A Closer Look
Icy Night has many of the qualities of the sort of photographAlfred Stieglitz and his fellow “Pictorialists” liked to take. They believed the photographer could shape everyday scenes like this city street, thereby creating a work of art. They strived for a mysterious mood with lots of dark areas such as the tops of trees in this picture. The shadows cast by the trees also add to the dark atmosphere of the photograph. What other techniques does Stieglitz use to create a particular feeling in Icy Night?
About the Media
When photography first became popular many people did not consider photographs art because they were made by a machine. Alfred Stieglitz helped to change that.

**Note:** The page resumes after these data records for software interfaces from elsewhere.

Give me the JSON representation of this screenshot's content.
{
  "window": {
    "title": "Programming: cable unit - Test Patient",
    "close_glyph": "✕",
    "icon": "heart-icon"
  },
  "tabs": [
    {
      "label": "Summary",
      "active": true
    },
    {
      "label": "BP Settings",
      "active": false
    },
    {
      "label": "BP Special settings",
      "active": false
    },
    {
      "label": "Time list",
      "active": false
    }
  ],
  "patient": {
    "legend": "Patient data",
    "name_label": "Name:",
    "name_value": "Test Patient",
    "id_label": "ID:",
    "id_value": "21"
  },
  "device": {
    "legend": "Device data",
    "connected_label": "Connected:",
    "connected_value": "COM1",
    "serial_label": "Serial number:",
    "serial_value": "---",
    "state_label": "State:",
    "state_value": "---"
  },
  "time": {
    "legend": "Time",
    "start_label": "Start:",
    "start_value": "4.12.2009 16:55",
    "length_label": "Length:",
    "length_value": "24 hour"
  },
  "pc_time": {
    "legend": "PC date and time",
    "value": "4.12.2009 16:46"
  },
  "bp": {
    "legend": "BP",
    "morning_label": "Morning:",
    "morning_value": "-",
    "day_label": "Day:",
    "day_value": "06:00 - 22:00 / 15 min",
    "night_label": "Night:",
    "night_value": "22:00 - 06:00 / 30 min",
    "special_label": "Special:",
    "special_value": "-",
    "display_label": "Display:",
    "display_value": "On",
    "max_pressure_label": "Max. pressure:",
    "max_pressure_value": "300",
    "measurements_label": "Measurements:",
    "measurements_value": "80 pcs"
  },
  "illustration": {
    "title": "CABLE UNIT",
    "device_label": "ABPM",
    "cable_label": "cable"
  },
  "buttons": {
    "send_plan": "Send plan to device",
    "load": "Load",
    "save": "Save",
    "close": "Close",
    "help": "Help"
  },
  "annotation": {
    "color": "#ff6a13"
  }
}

He led a movement called Pictorialism, which argued that a photograph is just as much a work of art as a drawing or painting is. His early photographs, like Icy Night, often used the weather as a way to create atmosphere. In this picture the fog of a cold winter night in the city softens the street lamps, providing a contrast to the sharp focus of the trees in the foreground.
About the Artist
Alfred Stieglitz was a photographer and editor as well as being an advocate and exhibitor of other artists. In 1905 he established gallery "291" in New York City where he showed photographs and promoted photography as an art form. Later he included painters of the French Modern Art movement, introducing to the U.S. the work of Cezanne, Picasso and other great artists. He was married to the American painter, Georgia O’Keefe.